This haibun, written for Colleen Chesebro’s Tanka Tuesday challenge (Happy Birthday, by the way!) was inspired by thoughts about my grandmother and what she would have (probably did, a million times) wish for after her children died. It could be read as though I don’t think there’s any point striving for change. It isn’t meant that way.  We should and must do what we can to make things better for everyone, is really what I was trying to get across, and not try to unravel a nice little strand of happiness for just our own little selves.


If I could wish I wouldn’t. Too vast and rolling the world I’d shift with my chopping and changing. Go back sixty years and make it so two children didn’t die? How so? Change the way the poor died then through lack of care and no doctor for those who couldn’t pay? Would I stop the trains on the way to the death camps without changing the hatred that sent them there? Nip the hatred in the bud, go back two thousand years? Kill the Christ who started it with his new fangled machine of blame? Would I stop a massacre here only to create a war elsewhere?

No wish is anodyne, no stone so small it will not start an avalanche that I could never master. Life is what it is—hard for many, easy for some. We can dole out handfuls of softness here and there but in the end the stones roll and gather no moss. Only more stones.

Sitting on this stone, teetering on the cliff edge I watch the changing sky and the greening earth. This is the only reality, the magic undercurrent of existence, and that I would never change.


Melts into summer

in a rush of perfumed blooms,

wild, sun-charged growing.

Cherish each falling petal,

no moment ever returns.


A haibun for Colleen Chesebro’s Tanka Tuesday on the theme of Hard & Soft.


After weeks of cold, sun-teased buds burst in a fountain of white and pink froth, fluttering and bowing in defiance of the wild winds and steely shafts of rain.


Bud-tight blossoming,

at one with the sun, spring-bright

cascades of beauty.


Rain drums and pounds petals into earth, iron-hard after weeks of cold, turning the sarcophagus of winter into the softly luxurious, green-sprouting mud of spring.


Cold earth cedes, coaxed

by delving, trickling runnels,
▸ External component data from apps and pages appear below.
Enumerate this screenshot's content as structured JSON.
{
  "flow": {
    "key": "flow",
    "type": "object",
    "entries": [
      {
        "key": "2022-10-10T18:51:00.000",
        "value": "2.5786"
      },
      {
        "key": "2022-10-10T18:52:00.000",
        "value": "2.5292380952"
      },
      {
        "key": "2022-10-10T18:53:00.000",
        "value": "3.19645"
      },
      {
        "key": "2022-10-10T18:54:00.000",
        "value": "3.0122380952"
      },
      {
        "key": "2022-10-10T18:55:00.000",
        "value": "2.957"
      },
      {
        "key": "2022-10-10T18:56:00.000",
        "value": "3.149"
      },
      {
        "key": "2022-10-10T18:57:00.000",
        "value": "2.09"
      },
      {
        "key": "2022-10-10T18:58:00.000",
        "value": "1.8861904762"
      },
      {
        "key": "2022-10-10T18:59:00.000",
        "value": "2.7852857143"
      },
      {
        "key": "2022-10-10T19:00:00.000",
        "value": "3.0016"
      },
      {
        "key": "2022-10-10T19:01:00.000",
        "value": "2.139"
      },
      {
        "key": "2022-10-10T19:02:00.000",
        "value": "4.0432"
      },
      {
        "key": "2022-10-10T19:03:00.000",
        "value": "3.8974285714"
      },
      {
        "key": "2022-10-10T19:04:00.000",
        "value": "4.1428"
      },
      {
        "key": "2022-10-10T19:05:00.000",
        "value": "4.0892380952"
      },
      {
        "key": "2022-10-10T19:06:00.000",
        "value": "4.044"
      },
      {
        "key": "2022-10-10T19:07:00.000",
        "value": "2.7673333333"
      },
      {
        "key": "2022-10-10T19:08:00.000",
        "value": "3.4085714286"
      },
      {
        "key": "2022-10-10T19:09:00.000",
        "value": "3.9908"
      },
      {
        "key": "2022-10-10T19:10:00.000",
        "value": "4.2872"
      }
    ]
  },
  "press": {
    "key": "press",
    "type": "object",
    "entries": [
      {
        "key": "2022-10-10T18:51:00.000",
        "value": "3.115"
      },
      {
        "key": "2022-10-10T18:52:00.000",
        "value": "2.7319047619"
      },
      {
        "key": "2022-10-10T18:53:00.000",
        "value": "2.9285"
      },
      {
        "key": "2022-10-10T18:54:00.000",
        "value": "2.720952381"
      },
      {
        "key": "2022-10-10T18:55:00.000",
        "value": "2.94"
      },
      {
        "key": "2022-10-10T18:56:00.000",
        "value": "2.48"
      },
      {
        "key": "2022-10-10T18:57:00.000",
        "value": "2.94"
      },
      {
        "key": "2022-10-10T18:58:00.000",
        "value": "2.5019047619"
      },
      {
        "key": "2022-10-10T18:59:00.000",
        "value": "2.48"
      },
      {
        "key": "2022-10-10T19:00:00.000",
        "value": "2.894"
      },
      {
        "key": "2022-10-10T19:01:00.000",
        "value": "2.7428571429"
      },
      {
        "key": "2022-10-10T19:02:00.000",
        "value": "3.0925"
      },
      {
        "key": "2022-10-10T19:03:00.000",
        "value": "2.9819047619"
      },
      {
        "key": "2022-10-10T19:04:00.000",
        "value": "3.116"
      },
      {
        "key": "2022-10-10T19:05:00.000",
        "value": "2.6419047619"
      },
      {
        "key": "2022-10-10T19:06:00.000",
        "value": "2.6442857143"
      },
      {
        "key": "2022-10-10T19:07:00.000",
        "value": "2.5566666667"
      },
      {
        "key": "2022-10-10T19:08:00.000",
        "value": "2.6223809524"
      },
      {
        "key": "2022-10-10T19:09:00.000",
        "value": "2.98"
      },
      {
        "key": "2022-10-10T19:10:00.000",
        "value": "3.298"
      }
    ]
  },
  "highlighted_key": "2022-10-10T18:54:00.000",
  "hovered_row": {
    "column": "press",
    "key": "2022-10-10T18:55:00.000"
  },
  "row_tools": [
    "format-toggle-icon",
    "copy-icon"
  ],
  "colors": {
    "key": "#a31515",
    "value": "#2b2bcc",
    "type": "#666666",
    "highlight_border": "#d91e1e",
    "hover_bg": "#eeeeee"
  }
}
shoots a rack of green spears.

Light falling through leaves

A haibun for Colleen Chesebro’s Tanka Tuesday prompt. A haiku and a tanka frame a piece of prose.

Photo©Domenico Selvagnin


From light, dark grows, night,

scattered with starlight, moonlight—

midnight precedes dawn.

This path leads between waking and sleeping, light and darkness, dusk and dawn. We follow its meanders from spring to deep winter, round and round, until the earth stops turning.

All that keeps me to this path between the deep shadows of night and the misty haze of morning, between the leaves that burst fresh and green and those that tumble in a blaze of autumn fire, is the touch of your hand.

Hold tight to my hand, feel how its clasp is both cool as spring water and hot as summer sunshine, twist my fingers in yours like tresses of light falling through new leaves into the rushing stream.

At dusk, we two walk

bathed in sun motes, golden, soft,

petals at our feet.

Spring blazes from stark black boughs,

already its beauty fades.

Tanka: Stirrings

Trying not to think of other things, writing poetry for Colleen Chesebro’s Tuesday Tanka challenge. I’ve used synonyms for both ‘help’ and ‘smile’.


Sun beams pale through mist,

easing winter into spring,

stirring sap and song.

Wind’s edge turns blunt, caressing,

turns aside my winter face.